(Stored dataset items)
#####

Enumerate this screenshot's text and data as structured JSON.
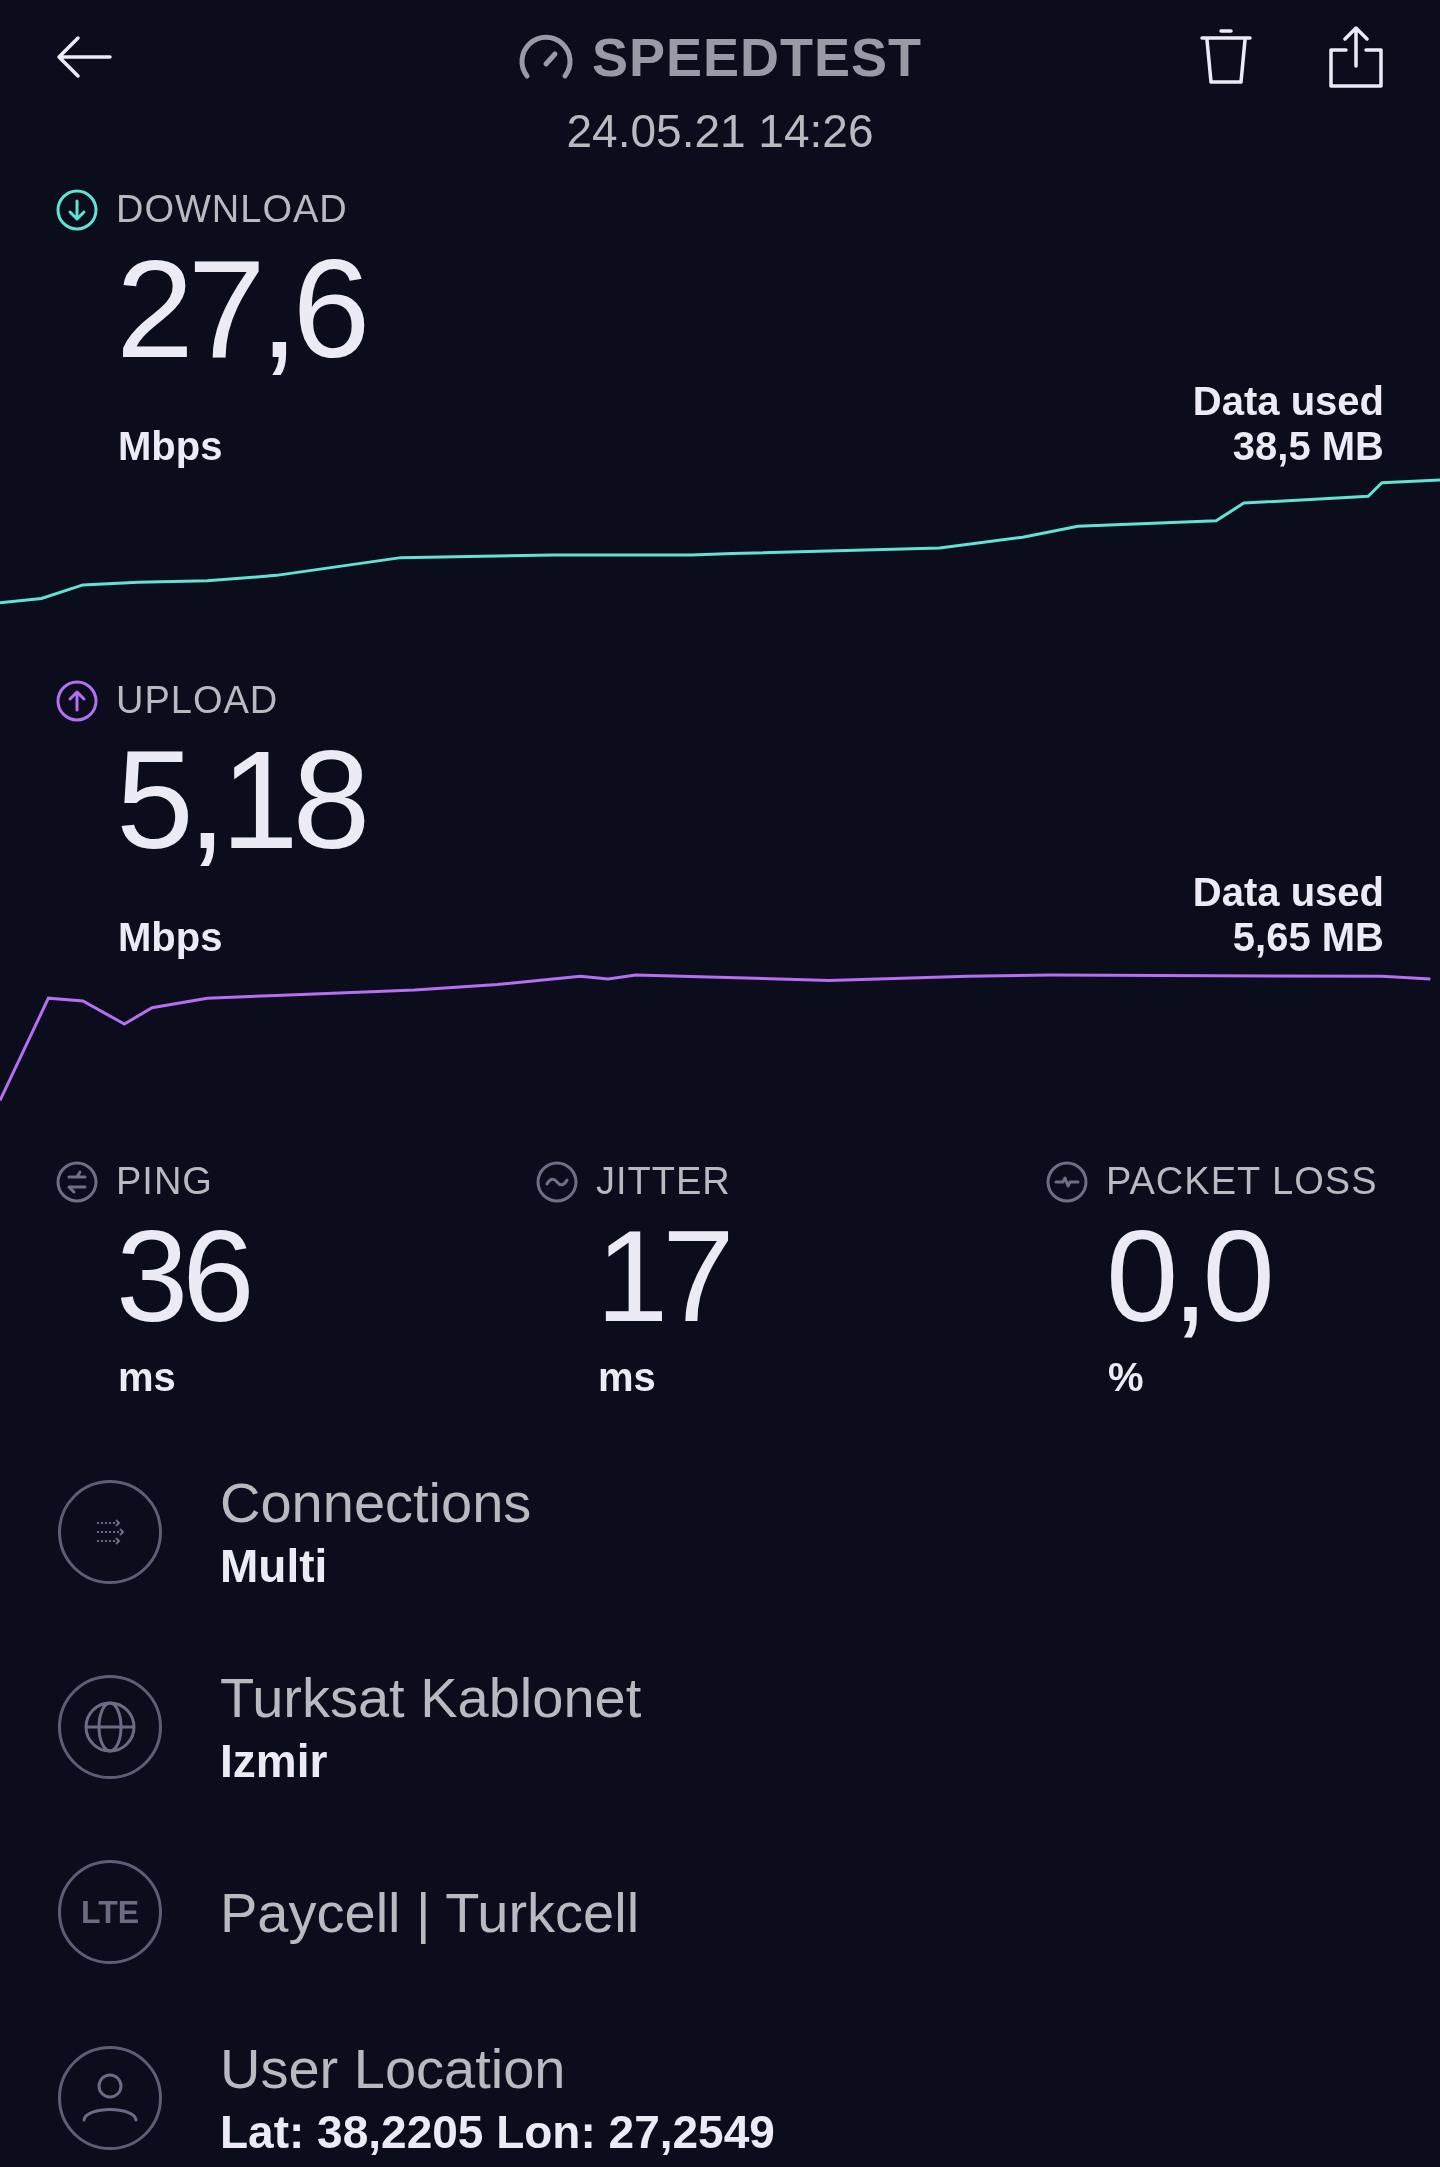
{
  "header": {
    "title": "SPEEDTEST",
    "date": "24.05.21 14:26"
  },
  "speeds": [
    {
      "kind": "download",
      "label": "DOWNLOAD",
      "value": "27,6",
      "unit": "Mbps",
      "data_used_label": "Data used",
      "data_used": "38,5 MB"
    },
    {
      "kind": "upload",
      "label": "UPLOAD",
      "value": "5,18",
      "unit": "Mbps",
      "data_used_label": "Data used",
      "data_used": "5,65 MB"
    }
  ],
  "metrics": [
    {
      "kind": "ping",
      "label": "PING",
      "value": "36",
      "unit": "ms"
    },
    {
      "kind": "jitter",
      "label": "JITTER",
      "value": "17",
      "unit": "ms"
    },
    {
      "kind": "packet_loss",
      "label": "PACKET LOSS",
      "value": "0,0",
      "unit": "%"
    }
  ],
  "details": [
    {
      "kind": "connections",
      "title": "Connections",
      "value": "Multi"
    },
    {
      "kind": "server",
      "title": "Turksat Kablonet",
      "value": "Izmir"
    },
    {
      "kind": "network",
      "badge": "LTE",
      "title": "Paycell | Turkcell"
    },
    {
      "kind": "location",
      "title": "User Location",
      "value": "Lat: 38,2205 Lon: 27,2549"
    }
  ]
}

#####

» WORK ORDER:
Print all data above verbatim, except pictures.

» PROBLEM SOLUTION:
Enumerate this screenshot's text and data as structured JSON.
{
  "header": {
    "title": "SPEEDTEST",
    "date": "24.05.21 14:26"
  },
  "speeds": [
    {
      "kind": "download",
      "label": "DOWNLOAD",
      "value": "27,6",
      "unit": "Mbps",
      "data_used_label": "Data used",
      "data_used": "38,5 MB"
    },
    {
      "kind": "upload",
      "label": "UPLOAD",
      "value": "5,18",
      "unit": "Mbps",
      "data_used_label": "Data used",
      "data_used": "5,65 MB"
    }
  ],
  "metrics": [
    {
      "kind": "ping",
      "label": "PING",
      "value": "36",
      "unit": "ms"
    },
    {
      "kind": "jitter",
      "label": "JITTER",
      "value": "17",
      "unit": "ms"
    },
    {
      "kind": "packet_loss",
      "label": "PACKET LOSS",
      "value": "0,0",
      "unit": "%"
    }
  ],
  "details": [
    {
      "kind": "connections",
      "title": "Connections",
      "value": "Multi"
    },
    {
      "kind": "server",
      "title": "Turksat Kablonet",
      "value": "Izmir"
    },
    {
      "kind": "network",
      "badge": "LTE",
      "title": "Paycell | Turkcell"
    },
    {
      "kind": "location",
      "title": "User Location",
      "value": "Lat: 38,2205 Lon: 27,2549"
    }
  ]
}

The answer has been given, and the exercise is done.